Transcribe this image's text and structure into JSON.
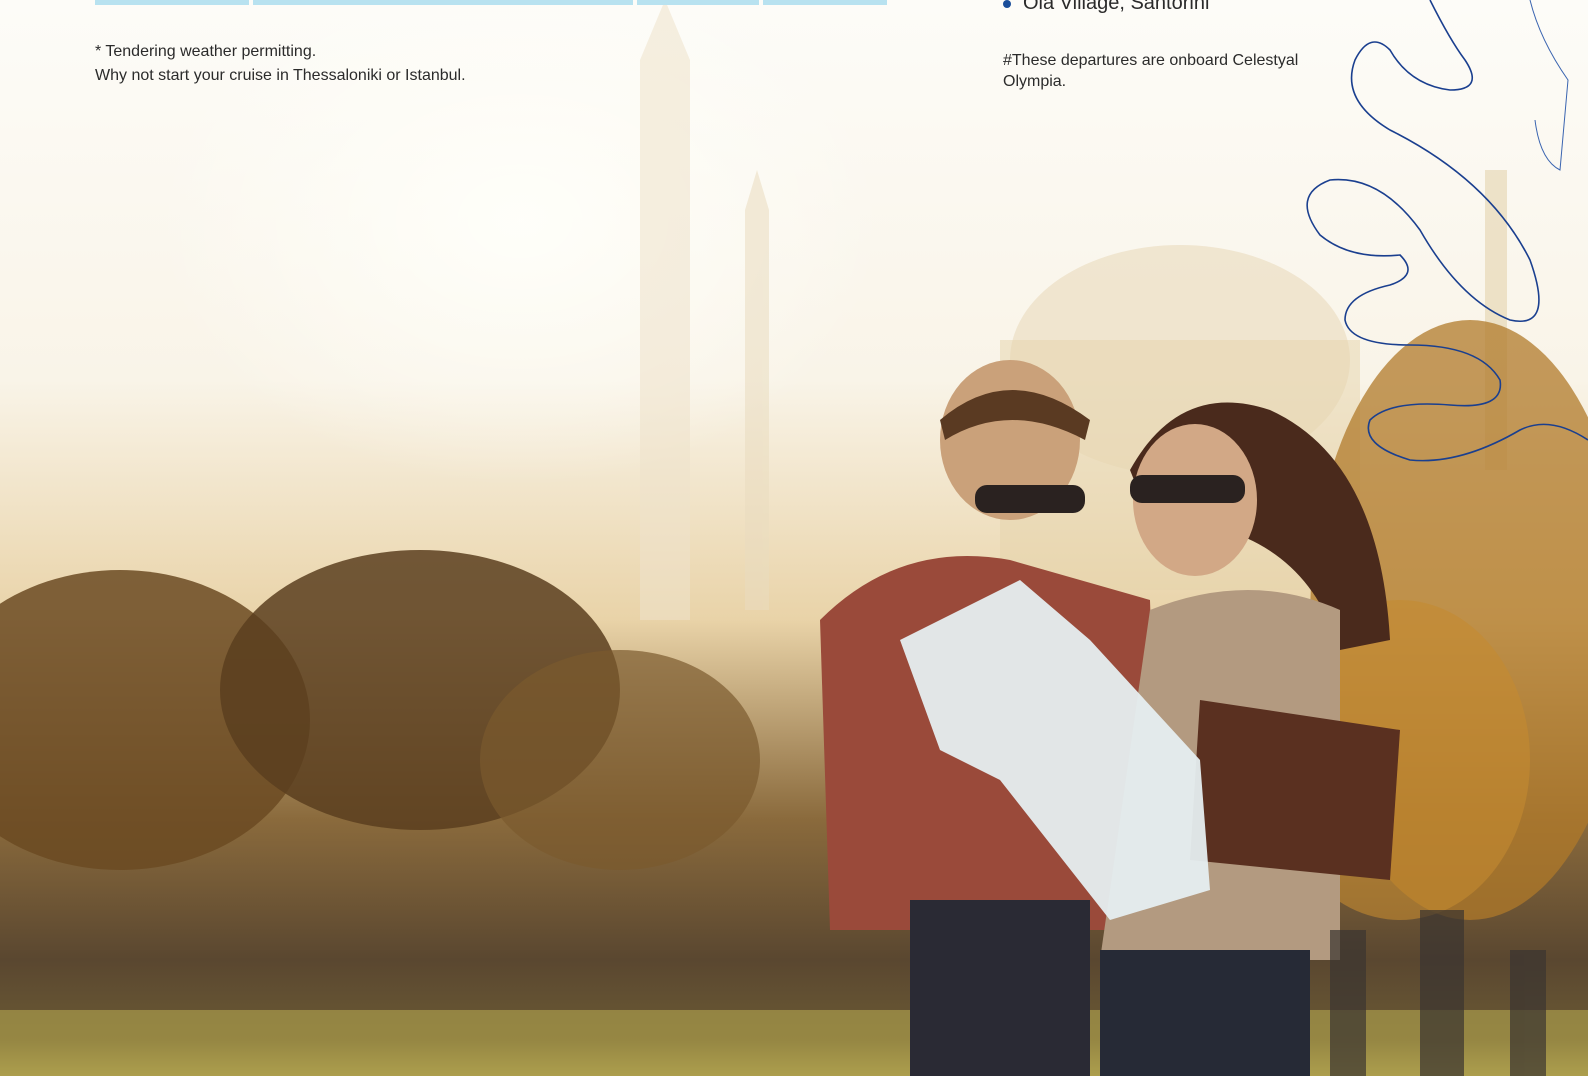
{
  "footnotes": {
    "tendering": "* Tendering weather permitting.",
    "alternative_start": "Why not start your cruise in Thessaloniki or Istanbul."
  },
  "list": {
    "last_item": "Oia Village, Santorini",
    "bullet_color": "#1a4e9a"
  },
  "departures_note": "#These departures are onboard Celestyal Olympia.",
  "colors": {
    "table_accent": "#b8e2f0",
    "swirl_line": "#1a3f8f"
  },
  "photo": {
    "subject": "couple-reading-map-photo",
    "background": "mosque-minarets-and-trees"
  }
}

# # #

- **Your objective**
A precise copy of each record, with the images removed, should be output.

- **Result of this exercise**
Transcribe this image's text and structure into JSON.
{
  "footnotes": {
    "tendering": "* Tendering weather permitting.",
    "alternative_start": "Why not start your cruise in Thessaloniki or Istanbul."
  },
  "list": {
    "last_item": "Oia Village, Santorini",
    "bullet_color": "#1a4e9a"
  },
  "departures_note": "#These departures are onboard Celestyal Olympia.",
  "colors": {
    "table_accent": "#b8e2f0",
    "swirl_line": "#1a3f8f"
  },
  "photo": {
    "subject": "couple-reading-map-photo",
    "background": "mosque-minarets-and-trees"
  }
}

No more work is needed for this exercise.